“I didn’t expect Diego to win, but he totally deserved it,” Sanopo admits. “He was a very good example for everyone and I hope we have a lot of results like this in the future.” The show’s local competitor was somehow a long shot despite having already been crowned Colombia’s national barista champion in 2014 and 2016 while also receiving international recognition for latte art in 2011. That battle-tested pedigree served him well in claiming the 2018 Barista & Farmer title, an accolade that meant even more to Campos having come on his home soil.
“It’s a tremendous honour,” he says. “Given that we’re a producing country, and being the person to represent my country, it also gives me a chance to showcase the best I have to offer.
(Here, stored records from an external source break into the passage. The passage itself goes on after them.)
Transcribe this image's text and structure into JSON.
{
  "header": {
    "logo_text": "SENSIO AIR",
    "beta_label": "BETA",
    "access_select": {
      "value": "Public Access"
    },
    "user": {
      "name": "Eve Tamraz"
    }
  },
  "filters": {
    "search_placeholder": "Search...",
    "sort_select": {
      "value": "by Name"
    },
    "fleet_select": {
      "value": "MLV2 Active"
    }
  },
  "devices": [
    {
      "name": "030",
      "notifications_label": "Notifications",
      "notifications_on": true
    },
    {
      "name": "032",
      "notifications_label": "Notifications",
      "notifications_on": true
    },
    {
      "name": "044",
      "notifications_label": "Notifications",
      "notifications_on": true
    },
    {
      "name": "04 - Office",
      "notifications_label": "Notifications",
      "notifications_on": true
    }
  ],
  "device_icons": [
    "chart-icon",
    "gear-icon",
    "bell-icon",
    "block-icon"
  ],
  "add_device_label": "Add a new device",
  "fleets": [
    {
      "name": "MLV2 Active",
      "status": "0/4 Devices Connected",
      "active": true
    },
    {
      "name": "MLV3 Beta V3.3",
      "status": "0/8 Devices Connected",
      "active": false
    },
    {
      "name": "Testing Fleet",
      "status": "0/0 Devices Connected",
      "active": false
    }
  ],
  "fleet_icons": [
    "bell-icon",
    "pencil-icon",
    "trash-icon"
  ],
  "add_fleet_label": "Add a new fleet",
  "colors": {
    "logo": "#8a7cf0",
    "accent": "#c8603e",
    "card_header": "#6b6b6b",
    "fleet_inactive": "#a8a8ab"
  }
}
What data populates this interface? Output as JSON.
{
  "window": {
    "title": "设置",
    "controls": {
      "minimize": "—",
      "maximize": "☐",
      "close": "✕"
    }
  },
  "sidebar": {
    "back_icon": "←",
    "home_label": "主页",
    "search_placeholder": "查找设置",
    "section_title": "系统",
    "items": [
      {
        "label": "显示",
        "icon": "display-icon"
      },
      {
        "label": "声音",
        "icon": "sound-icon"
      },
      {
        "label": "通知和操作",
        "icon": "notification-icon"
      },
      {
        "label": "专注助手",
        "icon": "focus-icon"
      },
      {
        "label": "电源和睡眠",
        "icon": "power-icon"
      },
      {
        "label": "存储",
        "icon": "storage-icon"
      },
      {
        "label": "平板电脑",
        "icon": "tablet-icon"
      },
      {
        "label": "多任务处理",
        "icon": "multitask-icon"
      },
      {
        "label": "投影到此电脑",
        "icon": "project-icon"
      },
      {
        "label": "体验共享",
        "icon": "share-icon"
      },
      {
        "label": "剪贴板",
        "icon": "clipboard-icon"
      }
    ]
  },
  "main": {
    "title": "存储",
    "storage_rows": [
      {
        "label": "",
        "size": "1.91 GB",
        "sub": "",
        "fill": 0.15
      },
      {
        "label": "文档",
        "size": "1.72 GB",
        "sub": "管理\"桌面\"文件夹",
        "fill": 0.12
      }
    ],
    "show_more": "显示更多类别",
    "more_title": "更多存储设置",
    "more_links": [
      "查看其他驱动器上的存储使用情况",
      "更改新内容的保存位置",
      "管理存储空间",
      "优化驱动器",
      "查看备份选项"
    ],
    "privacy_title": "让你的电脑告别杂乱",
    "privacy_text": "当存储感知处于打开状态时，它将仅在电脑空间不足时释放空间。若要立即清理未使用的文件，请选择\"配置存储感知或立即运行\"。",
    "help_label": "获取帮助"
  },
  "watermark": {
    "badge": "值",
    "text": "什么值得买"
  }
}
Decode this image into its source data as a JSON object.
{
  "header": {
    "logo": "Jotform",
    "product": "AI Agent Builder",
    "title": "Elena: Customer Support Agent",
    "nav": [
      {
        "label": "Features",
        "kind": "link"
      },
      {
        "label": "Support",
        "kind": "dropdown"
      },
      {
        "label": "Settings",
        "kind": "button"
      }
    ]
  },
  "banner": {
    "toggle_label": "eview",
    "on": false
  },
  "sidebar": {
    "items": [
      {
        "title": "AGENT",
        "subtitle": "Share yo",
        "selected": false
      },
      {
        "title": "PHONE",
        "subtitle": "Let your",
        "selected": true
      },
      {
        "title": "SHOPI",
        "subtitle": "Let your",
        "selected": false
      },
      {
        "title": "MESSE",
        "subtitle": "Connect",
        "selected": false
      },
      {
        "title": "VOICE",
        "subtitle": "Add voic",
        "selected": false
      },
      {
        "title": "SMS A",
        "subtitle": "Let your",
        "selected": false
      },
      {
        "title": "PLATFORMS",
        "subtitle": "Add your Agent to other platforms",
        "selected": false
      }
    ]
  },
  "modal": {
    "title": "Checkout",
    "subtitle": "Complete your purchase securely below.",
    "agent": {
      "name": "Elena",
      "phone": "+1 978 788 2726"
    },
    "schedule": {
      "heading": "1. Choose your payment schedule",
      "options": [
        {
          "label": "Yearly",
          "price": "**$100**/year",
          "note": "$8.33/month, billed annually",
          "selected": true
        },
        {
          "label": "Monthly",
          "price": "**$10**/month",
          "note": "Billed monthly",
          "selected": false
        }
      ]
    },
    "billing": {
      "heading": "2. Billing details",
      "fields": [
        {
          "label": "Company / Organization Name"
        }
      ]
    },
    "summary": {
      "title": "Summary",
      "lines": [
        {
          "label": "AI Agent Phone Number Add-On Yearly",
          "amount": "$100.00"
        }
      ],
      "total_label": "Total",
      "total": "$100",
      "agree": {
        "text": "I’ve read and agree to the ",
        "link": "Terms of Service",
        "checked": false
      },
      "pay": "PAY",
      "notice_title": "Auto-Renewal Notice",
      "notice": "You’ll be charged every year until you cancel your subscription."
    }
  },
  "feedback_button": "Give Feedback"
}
Moreover, it was a great opportunity for me to act as an ambassador to the rest of the world, saying, ‘This is our country, this is who we are, we have so much to offer in the way of coffee and culture, come visit us and learn about our culture.’”
The world community isn’t the audience that Diego’s appeal needs to reach, though. As export figures show, international consumers are well aware of the elite status Colombian coffee enjoys. It’s Colombians themselves who, because of the country’s role as a massive exporter, have largely missed out on the local product. This, unfortunately, has led to generations of locals that have been unable to learn about and fully appreciate the high-quality coffee that’s produced here. Campos sees that changing.
“People are drinking a lot more high-quality coffee here and conversations about coffee are being had that maybe weren’t being had in the past,” he notes. “The process is going to take a little while to change as radically as we’d like for it to, but without a doubt, it’s going to change.”
Having a newly-minted international champion barista in their backyard certainly won’t hurt as a catalyst for that change. “Just to see a barista in Colombia is the best among a group of international baristas, if it’s communicated successfully, Diego can serve as an example for everyone else,” says Sanopo.
A large part of being that example will be communicating the sheer effort required to produce a cup of coffee. From harvesting to depulping, weighing to roasting, and everything in between, Francesco is right: consumers are rarely able to fully appreciate the effort that goes into their brewed beverages.
Baristas aren’t exempt from this ignorance. “I learned to value every step, every minute, that producers go through to be able to allow us as baristas to distribute their coffee to the world,” says Campos. “The producer doesn’t have the opportunity to show the world their coffee, so the responsibility rests with us to take up that mantle.”
In sharing that effort with consumers – walking them through the timeline of a cup of coffee like Barista & Farmer does – customers are sure to gain an appreciation for the barista, the producer, and coffee in general. Those conversations that Diego sees beginning to take place will become commonplace, as will high-quality coffee as a commodity enjoyed by those that aren’t strictly Colombia’s well-to-do. How long that process will take is tough to say, but if feeling and understanding is the goal, one must first explain the art.
This article first appeared in Edition 55 of The Bogotá Post.